According to research by property purchasing specialist, HBB Solutions, almost half of pandemic property purchases across the UK may have been subject to a down valuation, meaning just shy of 867,000 sales would have hit this snag during their surveys.
Using the latest data available on the frequency of down valuations within the property market, HBB Solutions looked at just how many property sales will have been impacted based on the number of transactions to have completed since January of 2020.
Pandemic property down valuations
Welsh home sellers are most likely to see their property down valued with industry figures showing that 63% of all property transactions will hit this pricing snag during their survey stage.
However, in terms of the most pandemic property down valuations, the South East sits top of the table with HBB estimating that 129,394 of the 294,077 homes to have sold since the start of 2020 will have seen a down valuation.
The North West is thought to have seen the second-largest volume of down valued property transactions at 118,694, with London the only other region to breach the 100,000 threshold (107,168).
Northern Ireland is estimated to have seen the lowest number of pandemic property down valuations, however, HBB Solutions still estimates almost 27,000 transactions will have been subject to a price reduction by surveyors.
What can you do about a down valuation?
As a seller, a down valuation doesn’t always mean your home isn’t worth what you think. Another buyer using a different lender may agree with the price you’ve set, although this requires repeating the process of finding said buyer to begin with.
You can choose not to budge and leave the ball in the buyer’s court for them to find a solution, or you can rectify any issues that have been highlighted as the reason for the down valuation.
Alternatively, you can renegotiate on price which is often the quickest path to a resolution, or you can play the long game and wait for house prices to rise so that the down valued price increases in line with your current expectation.
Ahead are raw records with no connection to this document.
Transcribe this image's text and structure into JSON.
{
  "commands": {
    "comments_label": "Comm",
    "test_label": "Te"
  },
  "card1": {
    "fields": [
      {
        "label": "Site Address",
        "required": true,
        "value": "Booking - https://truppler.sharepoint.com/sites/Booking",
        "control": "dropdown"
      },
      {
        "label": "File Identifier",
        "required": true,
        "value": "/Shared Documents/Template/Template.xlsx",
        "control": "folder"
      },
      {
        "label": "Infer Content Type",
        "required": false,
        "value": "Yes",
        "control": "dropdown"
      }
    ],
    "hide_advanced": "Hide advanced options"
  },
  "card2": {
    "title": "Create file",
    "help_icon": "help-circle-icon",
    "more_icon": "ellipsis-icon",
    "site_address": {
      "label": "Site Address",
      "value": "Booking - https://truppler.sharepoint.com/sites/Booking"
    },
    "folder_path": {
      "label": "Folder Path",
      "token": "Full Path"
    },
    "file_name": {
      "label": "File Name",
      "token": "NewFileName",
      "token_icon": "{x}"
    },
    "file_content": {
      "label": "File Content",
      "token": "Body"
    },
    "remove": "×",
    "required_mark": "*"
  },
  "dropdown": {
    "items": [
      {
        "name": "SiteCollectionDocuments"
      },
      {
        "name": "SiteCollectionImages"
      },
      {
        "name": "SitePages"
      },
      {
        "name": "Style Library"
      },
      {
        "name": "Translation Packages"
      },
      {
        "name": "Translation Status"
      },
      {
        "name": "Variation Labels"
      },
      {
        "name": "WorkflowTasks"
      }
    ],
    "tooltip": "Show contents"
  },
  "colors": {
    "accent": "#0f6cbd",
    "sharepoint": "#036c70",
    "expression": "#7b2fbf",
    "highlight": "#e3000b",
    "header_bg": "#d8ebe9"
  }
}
As a buyer, if the seller won’t budge you could try a different lender and ask them to carry out the survey. If this fails and the seller refuses to negotiate, you could take out a loan to cover the shortfall or increase your deposit in order to negate the cost of the down valuation.
Managing Director of HBB Solutions, Chris Hodgkinson, commented: “Down valuations can be an extremely frustrating part of buying or selling a property, especially when both buyer and seller have agreed on a price they are both happy with, only for the sale to be scuppered by a third party opinion.
"Of course, in many cases these reductions are justified but in a market running as hot as we’ve seen during the pandemic, it’s not unheard of for lenders to influence this decision due to their own fears around escalating market values.
"Unfortunately there’s not a great deal that can be done to immediately remedy the issue other than the buyer coughing up or the seller reducing the asking price. So it’s hardly surprising that many sales, and the wider chains they sit within, can be jeopardised due to a down valuation.”